I have a former friend who I worry over because she too is an example of an extreme reaction to her own upbringing. She's an odd mix because she is just as selfish as her mother was, but in a new and different way - she basically has a good heart, and she tries to do the opposite but doesn't quite know how. Meanwhile, she can maintain friendships only for a short time before she sabotages them, so as Momma says, eventually she'll break down, but she'll have only new and shallow friendships to help her through.

I didn't - and still don't - know how to help her. But she hurt me so badly, not once, but twice, that I can no longer be close enough to her to try.

Blue Momma said...

I can relate to this a bit. Not as far as housekeeping goes, but as far as raising my child. I feel I learned many more things that I DON'T want to do from my mother than things I do want to do.

Being hurt by friends really does suck. But now? You have us, all of your internet peeps! And hell, if gas would go the fuck down I'd even come visit!!!!

Coal Miner's Granddaughter said...

Sometimes I wonder if I truly am a Supermom or a career-woman-wannabe in disguise, or if I'm none of the above. Just a lazy slob. All I know is that I don't want to be my former BFF, Anne Marie. She had no spine and no personality. She molded her ideals and opinions to the people she was with at that moment. Sad. To not have an identity.

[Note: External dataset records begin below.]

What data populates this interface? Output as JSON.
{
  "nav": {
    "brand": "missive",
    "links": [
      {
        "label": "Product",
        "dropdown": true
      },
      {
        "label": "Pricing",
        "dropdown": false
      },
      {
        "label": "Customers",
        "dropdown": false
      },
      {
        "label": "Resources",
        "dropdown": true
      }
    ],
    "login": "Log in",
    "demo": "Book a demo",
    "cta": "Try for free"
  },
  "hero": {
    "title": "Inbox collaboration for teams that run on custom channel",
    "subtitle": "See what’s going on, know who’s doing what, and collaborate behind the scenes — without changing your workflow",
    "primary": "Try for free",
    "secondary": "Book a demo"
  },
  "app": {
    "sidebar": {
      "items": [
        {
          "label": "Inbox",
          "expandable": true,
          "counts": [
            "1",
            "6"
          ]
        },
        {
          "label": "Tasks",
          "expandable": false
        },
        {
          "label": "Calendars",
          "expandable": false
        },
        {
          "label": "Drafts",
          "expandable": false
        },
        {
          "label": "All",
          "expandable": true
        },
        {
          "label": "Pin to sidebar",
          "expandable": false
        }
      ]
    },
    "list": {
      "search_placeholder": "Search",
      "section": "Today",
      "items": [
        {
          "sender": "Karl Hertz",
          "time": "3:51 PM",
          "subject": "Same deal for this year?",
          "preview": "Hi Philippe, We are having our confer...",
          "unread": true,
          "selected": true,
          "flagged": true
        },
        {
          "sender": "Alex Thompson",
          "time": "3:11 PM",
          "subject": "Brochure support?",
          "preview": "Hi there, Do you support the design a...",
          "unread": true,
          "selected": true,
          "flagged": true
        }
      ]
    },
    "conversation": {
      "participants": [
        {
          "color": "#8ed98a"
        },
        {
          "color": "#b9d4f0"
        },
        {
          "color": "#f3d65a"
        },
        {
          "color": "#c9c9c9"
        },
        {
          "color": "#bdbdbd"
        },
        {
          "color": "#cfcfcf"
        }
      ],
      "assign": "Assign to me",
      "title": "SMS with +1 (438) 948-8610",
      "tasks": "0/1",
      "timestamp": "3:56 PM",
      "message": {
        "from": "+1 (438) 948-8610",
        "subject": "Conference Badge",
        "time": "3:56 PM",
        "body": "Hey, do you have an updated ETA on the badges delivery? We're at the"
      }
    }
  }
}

Gypsy said...

It's weird. Sometimes I fear turning into my mother, but other times I feel like that really wouldn't be such a bad thing. At all.

But I don't want to end up like your exBFF's mother.

Geek Mom said...

I think you nailed it when you said she is terrified of becoming like her ma.
And when people are unhappy with their own life its always easier to pick apart someone elses then to focus on their own.



Sorry Ive been MIA lately. Life is goofy right now. I need to blog about it. Been thinking about you guys. I had a dream the other night that you moved back to the Sierra.

Lori said...

I agree with everybody here (as usual) but I have to admit that I was going to write almost the duplicate of what GeekMom wrote.
I think your exBFF is just another one of those sad toxic people who are so afraid of self-examination that they feel safer to pick apart other people's faults.
And I think your ability to distance yourself from her is very wise.
No one needs extra negativity in their lives.
But I'm dying to know what her answers would be if anyone ever asked her to take a closer look at her own behavior.

.:| Melissa |:. said...

Yanno, I know someone, who SAYS she doesn't want to be like her mother, yet, she is. She's EXACTLY like her mother, and refuses to see it! It KILLS me! She will call me up and criticize her mother for the same things that she does her damn self! BUT, when she does what ever it is, she rationalizes it, so that makes it OK! WTF EVER!! She kills me! She just kills me!

And she, like your former BFF, causes her own unhappiness! But, again, fails to see it that way! It's ALWYAS somebody elses fault! UGH

Nicole said...

I feel you, seriously I do...and what's worse, I am currently going through something with someone who is probably going to be my soon to be exBFF if she doesn't cut the shit.

Is it bad when we want to call them on their hypocrisies but we don't? Does that make us hypocrites too?